HOW TO COMPLETE THIS TASK:
Print the data again, exactly.

*** EXERCISE MATERIAL Section Begins ***

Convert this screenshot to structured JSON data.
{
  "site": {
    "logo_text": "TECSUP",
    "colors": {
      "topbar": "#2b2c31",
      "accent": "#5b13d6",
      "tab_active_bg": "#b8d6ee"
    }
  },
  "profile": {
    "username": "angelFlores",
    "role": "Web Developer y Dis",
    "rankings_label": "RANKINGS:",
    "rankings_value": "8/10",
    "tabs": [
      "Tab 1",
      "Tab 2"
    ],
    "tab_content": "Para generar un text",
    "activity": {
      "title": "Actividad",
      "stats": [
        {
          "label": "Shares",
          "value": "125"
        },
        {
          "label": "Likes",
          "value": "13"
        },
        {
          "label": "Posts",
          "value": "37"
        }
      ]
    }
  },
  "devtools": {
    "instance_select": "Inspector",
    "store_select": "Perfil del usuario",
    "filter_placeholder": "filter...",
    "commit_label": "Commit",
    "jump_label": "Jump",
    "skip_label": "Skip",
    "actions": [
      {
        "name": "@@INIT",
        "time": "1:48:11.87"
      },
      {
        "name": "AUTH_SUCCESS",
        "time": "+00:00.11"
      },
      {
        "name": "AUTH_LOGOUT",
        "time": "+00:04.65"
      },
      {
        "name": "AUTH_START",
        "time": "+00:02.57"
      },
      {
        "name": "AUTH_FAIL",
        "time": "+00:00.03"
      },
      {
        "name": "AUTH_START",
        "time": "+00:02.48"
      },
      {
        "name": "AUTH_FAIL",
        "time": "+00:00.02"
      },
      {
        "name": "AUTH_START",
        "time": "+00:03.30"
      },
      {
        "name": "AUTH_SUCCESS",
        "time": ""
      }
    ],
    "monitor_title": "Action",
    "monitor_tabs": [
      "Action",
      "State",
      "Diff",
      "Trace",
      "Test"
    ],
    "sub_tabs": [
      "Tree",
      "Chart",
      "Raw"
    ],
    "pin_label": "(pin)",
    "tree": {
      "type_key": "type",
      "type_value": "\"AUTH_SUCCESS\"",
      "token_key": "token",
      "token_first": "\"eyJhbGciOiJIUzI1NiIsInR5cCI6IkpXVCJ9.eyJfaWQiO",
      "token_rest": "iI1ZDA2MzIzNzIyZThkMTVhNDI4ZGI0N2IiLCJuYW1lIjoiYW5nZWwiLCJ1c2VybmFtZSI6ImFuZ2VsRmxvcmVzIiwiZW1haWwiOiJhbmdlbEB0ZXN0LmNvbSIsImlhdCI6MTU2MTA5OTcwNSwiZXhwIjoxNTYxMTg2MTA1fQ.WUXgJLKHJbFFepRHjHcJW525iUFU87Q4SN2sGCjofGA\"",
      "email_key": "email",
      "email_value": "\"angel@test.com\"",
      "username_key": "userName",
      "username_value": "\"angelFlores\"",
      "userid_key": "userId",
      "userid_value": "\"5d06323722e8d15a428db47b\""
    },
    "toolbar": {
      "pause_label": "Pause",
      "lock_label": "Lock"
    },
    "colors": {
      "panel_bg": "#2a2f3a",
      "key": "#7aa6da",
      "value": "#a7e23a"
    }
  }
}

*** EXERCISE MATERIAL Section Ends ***

SOLVED PROBLEM:
Convert this screenshot to structured JSON data.
{
  "site": {
    "logo_text": "TECSUP",
    "colors": {
      "topbar": "#2b2c31",
      "accent": "#5b13d6",
      "tab_active_bg": "#b8d6ee"
    }
  },
  "profile": {
    "username": "angelFlores",
    "role": "Web Developer y Dis",
    "rankings_label": "RANKINGS:",
    "rankings_value": "8/10",
    "tabs": [
      "Tab 1",
      "Tab 2"
    ],
    "tab_content": "Para generar un text",
    "activity": {
      "title": "Actividad",
      "stats": [
        {
          "label": "Shares",
          "value": "125"
        },
        {
          "label": "Likes",
          "value": "13"
        },
        {
          "label": "Posts",
          "value": "37"
        }
      ]
    }
  },
  "devtools": {
    "instance_select": "Inspector",
    "store_select": "Perfil del usuario",
    "filter_placeholder": "filter...",
    "commit_label": "Commit",
    "jump_label": "Jump",
    "skip_label": "Skip",
    "actions": [
      {
        "name": "@@INIT",
        "time": "1:48:11.87"
      },
      {
        "name": "AUTH_SUCCESS",
        "time": "+00:00.11"
      },
      {
        "name": "AUTH_LOGOUT",
        "time": "+00:04.65"
      },
      {
        "name": "AUTH_START",
        "time": "+00:02.57"
      },
      {
        "name": "AUTH_FAIL",
        "time": "+00:00.03"
      },
      {
        "name": "AUTH_START",
        "time": "+00:02.48"
      },
      {
        "name": "AUTH_FAIL",
        "time": "+00:00.02"
      },
      {
        "name": "AUTH_START",
        "time": "+00:03.30"
      },
      {
        "name": "AUTH_SUCCESS",
        "time": ""
      }
    ],
    "monitor_title": "Action",
    "monitor_tabs": [
      "Action",
      "State",
      "Diff",
      "Trace",
      "Test"
    ],
    "sub_tabs": [
      "Tree",
      "Chart",
      "Raw"
    ],
    "pin_label": "(pin)",
    "tree": {
      "type_key": "type",
      "type_value": "\"AUTH_SUCCESS\"",
      "token_key": "token",
      "token_first": "\"eyJhbGciOiJIUzI1NiIsInR5cCI6IkpXVCJ9.eyJfaWQiO",
      "token_rest": "iI1ZDA2MzIzNzIyZThkMTVhNDI4ZGI0N2IiLCJuYW1lIjoiYW5nZWwiLCJ1c2VybmFtZSI6ImFuZ2VsRmxvcmVzIiwiZW1haWwiOiJhbmdlbEB0ZXN0LmNvbSIsImlhdCI6MTU2MTA5OTcwNSwiZXhwIjoxNTYxMTg2MTA1fQ.WUXgJLKHJbFFepRHjHcJW525iUFU87Q4SN2sGCjofGA\"",
      "email_key": "email",
      "email_value": "\"angel@test.com\"",
      "username_key": "userName",
      "username_value": "\"angelFlores\"",
      "userid_key": "userId",
      "userid_value": "\"5d06323722e8d15a428db47b\""
    },
    "toolbar": {
      "pause_label": "Pause",
      "lock_label": "Lock"
    },
    "colors": {
      "panel_bg": "#2a2f3a",
      "key": "#7aa6da",
      "value": "#a7e23a"
    }
  }
}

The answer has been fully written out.